[Opening INFORMATION section]
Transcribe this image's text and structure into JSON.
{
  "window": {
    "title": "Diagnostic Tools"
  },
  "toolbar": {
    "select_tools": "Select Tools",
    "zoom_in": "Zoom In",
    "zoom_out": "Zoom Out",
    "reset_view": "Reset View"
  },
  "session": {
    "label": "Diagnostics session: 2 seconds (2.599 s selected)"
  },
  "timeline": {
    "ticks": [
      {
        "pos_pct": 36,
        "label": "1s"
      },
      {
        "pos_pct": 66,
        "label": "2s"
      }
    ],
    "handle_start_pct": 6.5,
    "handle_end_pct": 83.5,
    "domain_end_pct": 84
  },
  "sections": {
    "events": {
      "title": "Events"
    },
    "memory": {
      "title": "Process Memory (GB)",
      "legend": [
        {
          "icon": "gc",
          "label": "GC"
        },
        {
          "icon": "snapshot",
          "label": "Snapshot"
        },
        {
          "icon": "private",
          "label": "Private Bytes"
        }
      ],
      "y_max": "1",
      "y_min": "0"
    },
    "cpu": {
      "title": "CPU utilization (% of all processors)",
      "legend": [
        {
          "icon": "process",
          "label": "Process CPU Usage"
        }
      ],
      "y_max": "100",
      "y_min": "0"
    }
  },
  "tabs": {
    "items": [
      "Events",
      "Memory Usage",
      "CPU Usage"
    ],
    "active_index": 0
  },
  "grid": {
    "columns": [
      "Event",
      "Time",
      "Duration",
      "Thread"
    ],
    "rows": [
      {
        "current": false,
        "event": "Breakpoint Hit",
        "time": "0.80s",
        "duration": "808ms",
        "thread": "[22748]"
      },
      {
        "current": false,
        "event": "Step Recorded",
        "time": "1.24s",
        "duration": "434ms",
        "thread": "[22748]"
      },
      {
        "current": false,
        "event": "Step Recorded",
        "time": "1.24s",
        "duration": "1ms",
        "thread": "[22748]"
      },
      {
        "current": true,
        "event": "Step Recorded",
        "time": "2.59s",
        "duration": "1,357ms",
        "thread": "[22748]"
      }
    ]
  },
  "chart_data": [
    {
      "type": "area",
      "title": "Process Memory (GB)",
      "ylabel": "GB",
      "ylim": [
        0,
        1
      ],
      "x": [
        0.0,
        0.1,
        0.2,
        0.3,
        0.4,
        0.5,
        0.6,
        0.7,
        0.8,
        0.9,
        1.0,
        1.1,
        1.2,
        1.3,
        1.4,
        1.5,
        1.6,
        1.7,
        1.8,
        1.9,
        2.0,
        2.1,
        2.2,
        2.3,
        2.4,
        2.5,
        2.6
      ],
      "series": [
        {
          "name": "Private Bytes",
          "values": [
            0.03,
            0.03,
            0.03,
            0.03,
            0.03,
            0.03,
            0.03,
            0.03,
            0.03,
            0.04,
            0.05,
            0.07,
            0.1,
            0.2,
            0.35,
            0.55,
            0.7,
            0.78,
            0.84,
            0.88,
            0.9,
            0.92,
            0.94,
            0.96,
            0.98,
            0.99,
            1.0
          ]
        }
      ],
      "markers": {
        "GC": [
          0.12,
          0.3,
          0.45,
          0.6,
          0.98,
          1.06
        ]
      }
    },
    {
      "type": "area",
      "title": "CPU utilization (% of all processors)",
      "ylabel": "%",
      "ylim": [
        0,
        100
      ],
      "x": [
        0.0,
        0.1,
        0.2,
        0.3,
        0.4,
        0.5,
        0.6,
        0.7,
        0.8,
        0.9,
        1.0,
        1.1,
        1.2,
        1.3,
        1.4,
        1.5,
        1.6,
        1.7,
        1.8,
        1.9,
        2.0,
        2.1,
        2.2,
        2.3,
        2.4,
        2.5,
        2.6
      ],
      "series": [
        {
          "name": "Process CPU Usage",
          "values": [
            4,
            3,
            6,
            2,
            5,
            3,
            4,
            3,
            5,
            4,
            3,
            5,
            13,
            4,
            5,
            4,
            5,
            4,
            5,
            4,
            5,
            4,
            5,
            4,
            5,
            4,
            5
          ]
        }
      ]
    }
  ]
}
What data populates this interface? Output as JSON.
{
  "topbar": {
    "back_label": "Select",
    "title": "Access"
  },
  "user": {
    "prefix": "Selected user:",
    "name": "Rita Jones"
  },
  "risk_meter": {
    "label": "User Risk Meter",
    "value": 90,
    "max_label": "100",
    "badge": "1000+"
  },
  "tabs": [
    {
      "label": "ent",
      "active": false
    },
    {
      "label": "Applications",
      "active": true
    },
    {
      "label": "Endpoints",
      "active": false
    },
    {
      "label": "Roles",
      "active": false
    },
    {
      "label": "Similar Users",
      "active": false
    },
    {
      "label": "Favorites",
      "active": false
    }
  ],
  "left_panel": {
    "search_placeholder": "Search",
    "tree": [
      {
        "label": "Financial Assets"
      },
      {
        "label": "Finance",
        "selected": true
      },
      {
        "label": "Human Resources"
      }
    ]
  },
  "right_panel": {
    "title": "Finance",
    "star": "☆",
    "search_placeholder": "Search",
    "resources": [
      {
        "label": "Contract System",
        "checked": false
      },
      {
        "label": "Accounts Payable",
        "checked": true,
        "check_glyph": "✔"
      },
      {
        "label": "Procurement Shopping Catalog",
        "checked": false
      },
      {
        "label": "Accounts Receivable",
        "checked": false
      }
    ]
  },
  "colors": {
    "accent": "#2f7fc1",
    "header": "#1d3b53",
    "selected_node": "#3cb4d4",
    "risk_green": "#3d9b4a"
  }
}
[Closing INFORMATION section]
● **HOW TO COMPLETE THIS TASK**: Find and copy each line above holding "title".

● **TASK ANSWER**:
    "title": "Diagnostic Tools"
      "title": "Events"
      "title": "Process Memory (GB)",
      "title": "CPU utilization (% of all processors)",
      "title": "Process Memory (GB)",
      "title": "CPU utilization (% of all processors)",
    "title": "Access"
    "title": "Finance",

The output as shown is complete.